Peiser sighed, recalling moments she spent with Dickinson, co-producing bluesman Mose Vinson’s solo CD Piano Man. She remembered the blues sets that Riley often delivered, peppered with his classic Sun rockabilly hits such as “Flying Saucer Rock and Roll” and “Red Hot.” She sounded dismayed at the thought of anyone other than Thomas, the minstrel performer turned Stax Records mainstay — billed as “the World’s Oldest Teenager,” he died in 2001, when he was 84 years old — performing “The Funky Chicken.”
“Life goes on,” Peiser finally said. “Sure, there was Michelangelo, but there were also a lot of people after him.”
As the peacock-blue Cadillac with the gold trim and fur lining spun on a giant turntable in the Stax Museum of American Soul Music here, Al Bell, the final owner of the late, great record label, chuckled. Decades before 50 Cent with his customized Rolls-Royce and Akon with his tricked-out Lamborghini, there was Isaac Hayes with this pimped-out ride, an over-the-top gift from Stax to its over-the-top star, who wore slave chains like emancipatory bling across his bare, buff chest.
“The reason I chuckle is because I think of what has been born out of the rap and the hip-hop world, and then I look at what we were doing back then, and, you know, we were really ahead of our time,” Mr. Bell said.
His chuckle is rueful, though.
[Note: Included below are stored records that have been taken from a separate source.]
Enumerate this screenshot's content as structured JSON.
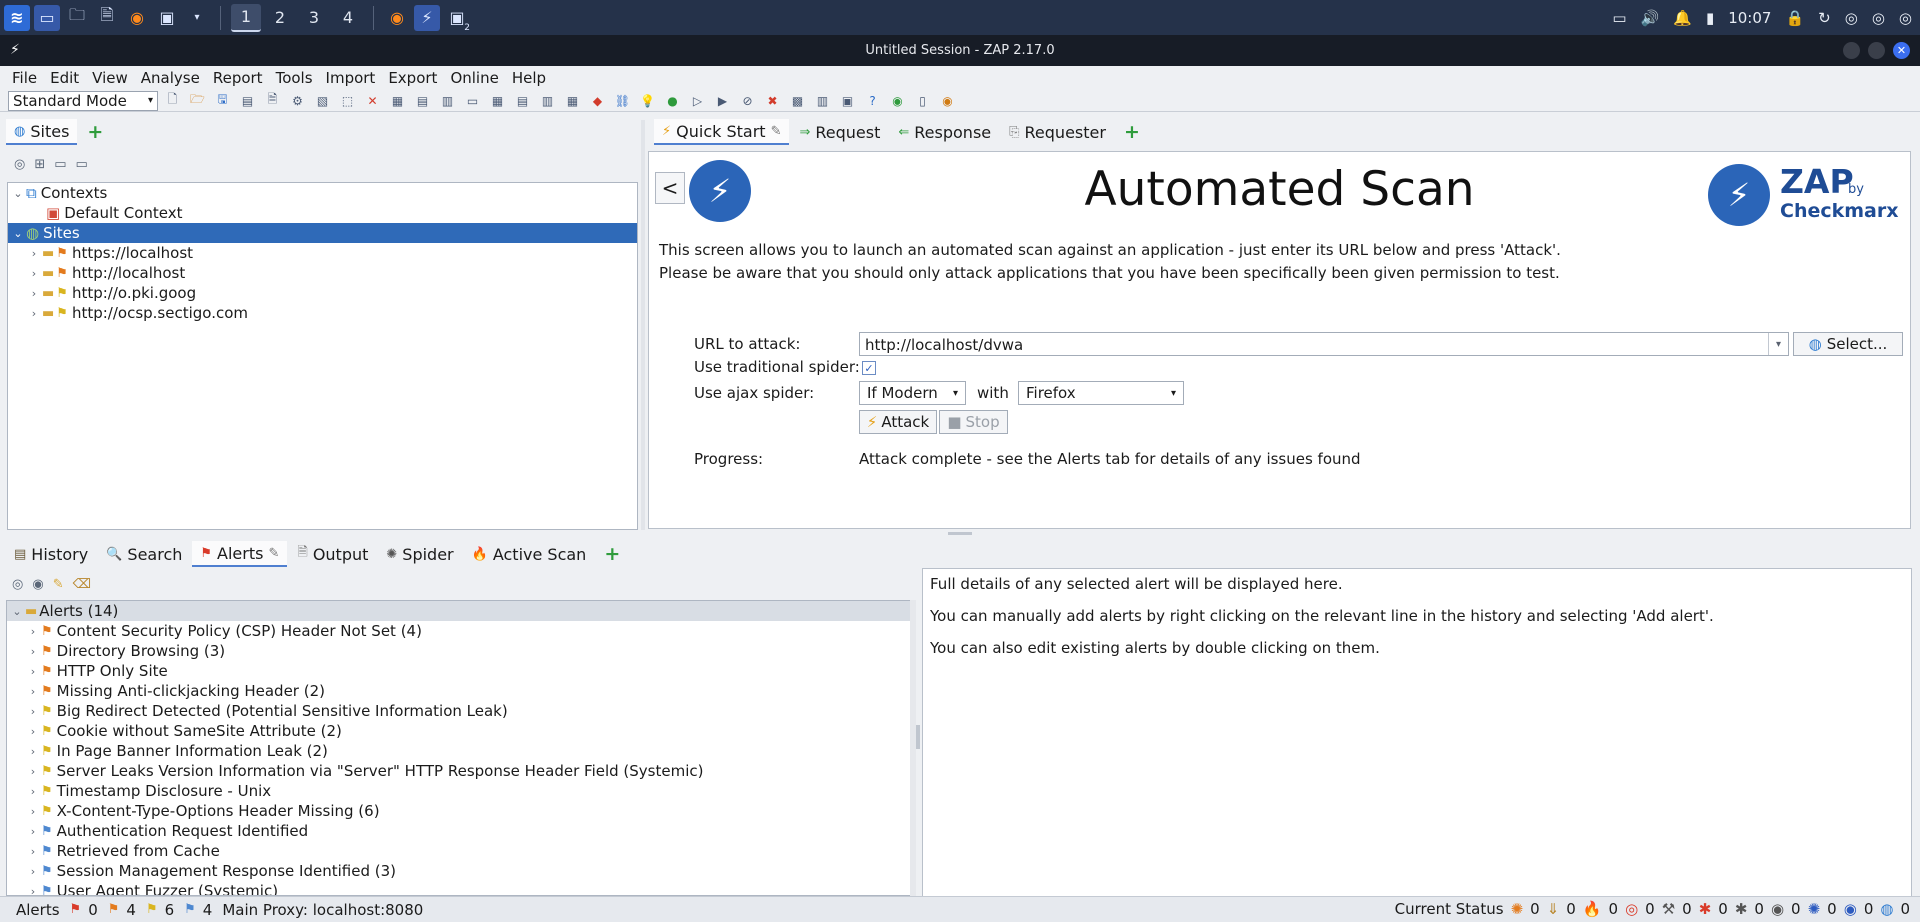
{
  "taskbar": {
    "workspaces": [
      "1",
      "2",
      "3",
      "4"
    ],
    "active_workspace": "1",
    "clock": "10:07",
    "terminal_badge": "2"
  },
  "window": {
    "title": "Untitled Session - ZAP 2.17.0"
  },
  "menu": [
    "File",
    "Edit",
    "View",
    "Analyse",
    "Report",
    "Tools",
    "Import",
    "Export",
    "Online",
    "Help"
  ],
  "toolbar": {
    "mode": "Standard Mode"
  },
  "sites_panel": {
    "tab_label": "Sites",
    "contexts_label": "Contexts",
    "default_context": "Default Context",
    "sites_label": "Sites",
    "sites": [
      "https://localhost",
      "http://localhost",
      "http://o.pki.goog",
      "http://ocsp.sectigo.com"
    ]
  },
  "workspace_tabs": [
    "Quick Start",
    "Request",
    "Response",
    "Requester"
  ],
  "quick_start": {
    "back_label": "<",
    "title": "Automated Scan",
    "brand_zap": "ZAP",
    "brand_by": "by",
    "brand_checkmarx": "Checkmarx",
    "intro": "This screen allows you to launch an automated scan against  an application - just enter its URL below and press 'Attack'.",
    "warning": "Please be aware that you should only attack applications that you have been specifically been given permission to test.",
    "url_label": "URL to attack:",
    "url_value": "http://localhost/dvwa",
    "select_label": "Select...",
    "traditional_spider_label": "Use traditional spider:",
    "traditional_spider_checked": true,
    "ajax_spider_label": "Use ajax spider:",
    "ajax_spider_value": "If Modern",
    "with_label": "with",
    "browser_value": "Firefox",
    "attack_label": "Attack",
    "stop_label": "Stop",
    "progress_label": "Progress:",
    "progress_value": "Attack complete - see the Alerts tab for details of any issues found"
  },
  "bottom_tabs": [
    "History",
    "Search",
    "Alerts",
    "Output",
    "Spider",
    "Active Scan"
  ],
  "alerts": {
    "root_label": "Alerts (14)",
    "items": [
      {
        "label": "Content Security Policy (CSP) Header Not Set (4)",
        "risk": "orange"
      },
      {
        "label": "Directory Browsing (3)",
        "risk": "orange"
      },
      {
        "label": "HTTP Only Site",
        "risk": "orange"
      },
      {
        "label": "Missing Anti-clickjacking Header (2)",
        "risk": "orange"
      },
      {
        "label": "Big Redirect Detected (Potential Sensitive Information Leak)",
        "risk": "yellow"
      },
      {
        "label": "Cookie without SameSite Attribute (2)",
        "risk": "yellow"
      },
      {
        "label": "In Page Banner Information Leak (2)",
        "risk": "yellow"
      },
      {
        "label": "Server Leaks Version Information via \"Server\" HTTP Response Header Field (Systemic)",
        "risk": "yellow"
      },
      {
        "label": "Timestamp Disclosure - Unix",
        "risk": "yellow"
      },
      {
        "label": "X-Content-Type-Options Header Missing (6)",
        "risk": "yellow"
      },
      {
        "label": "Authentication Request Identified",
        "risk": "blue"
      },
      {
        "label": "Retrieved from Cache",
        "risk": "blue"
      },
      {
        "label": "Session Management Response Identified (3)",
        "risk": "blue"
      },
      {
        "label": "User Agent Fuzzer (Systemic)",
        "risk": "blue"
      }
    ]
  },
  "alert_detail": [
    "Full details of any selected alert will be displayed here.",
    "You can manually add alerts by right clicking on the relevant line in the history and selecting 'Add alert'.",
    "You can also edit existing alerts by double clicking on them."
  ],
  "status": {
    "alerts_label": "Alerts",
    "high": "0",
    "medium": "4",
    "low": "6",
    "info": "4",
    "proxy": "Main Proxy: localhost:8080",
    "current_status_label": "Current Status",
    "counters": [
      "0",
      "0",
      "0",
      "0",
      "0",
      "0",
      "0",
      "0",
      "0",
      "0",
      "0",
      "0"
    ]
  },
  "colors": {
    "accent": "#2f6ab8",
    "taskbar": "#25324a",
    "high": "#d93b2a",
    "medium": "#e37b1e",
    "low": "#d9b520",
    "info": "#4e88d0"
  }
}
When Mr. Bell, 69, stands by that revolving Cadillac, he sees the arc of his life come full circle, unexpectedly. The original Stax Records is long gone, Mr. Hayes and many other Stax artists, from Otis Redding to Rufus Thomas, have died, and, until recently, Memphis showed little interest in reclaiming or building on its soul-music heritage. Six years ago, though, the Stax Museum opened. And earlier this summer Mr. Bell was invited back to Memphis with a bittersweet mandate: to resuscitate the city’s once great music industry as chairman of the Memphis Music Foundation.
On the afternoon of Sunday, August 30th, at the Silver Moon Club in Newport, Ark., Sonny Burgess and the Pacers, W.S. Holland, Smoochy Smith, former Little Green Men drummer J.M. Van Eaton and Carl Mann will join forces to celebrate the life of fellow Sun Records alumnus Billy Lee Riley, who died at the age of 75 on August 2nd.
Also appearing: Ace Cannon, Travis Wammack, Dale Hawkins, Teddy Riedel, J.R. Rogers, Teddy “Thunderbird” Hill, Larry Don, Warren Crow, C.W. Gatlin and Silver Moon house band Jeannie & the Guys. Admission is $10, and the show starts at 1PM.
Riley was one of the most crazed rockabillies Sam Phillips ever recorded — which is quite a statement considering the Sun roster included the likes of Charlie Feathers and Jerry Lee Lewis. Despite successes like “Red Hot” and “Flying Saucers Rock ‘n’ Roll,” the sharecropper’s son from Pocahantas, Ark. was ultimately one of the “shoulda, coulda, woulda’s” who occupied Phillips’ Memphis stable, too brilliant and too raw for teenagers content listening to Perry Como and Patti Page.
A frequent performer at the Ponderosa Stomp, Riley will certainly be missed. Go here to see footage of him performing at the 2003 Stomp, backed by Deke Dickerson and Slim Harpo’s band.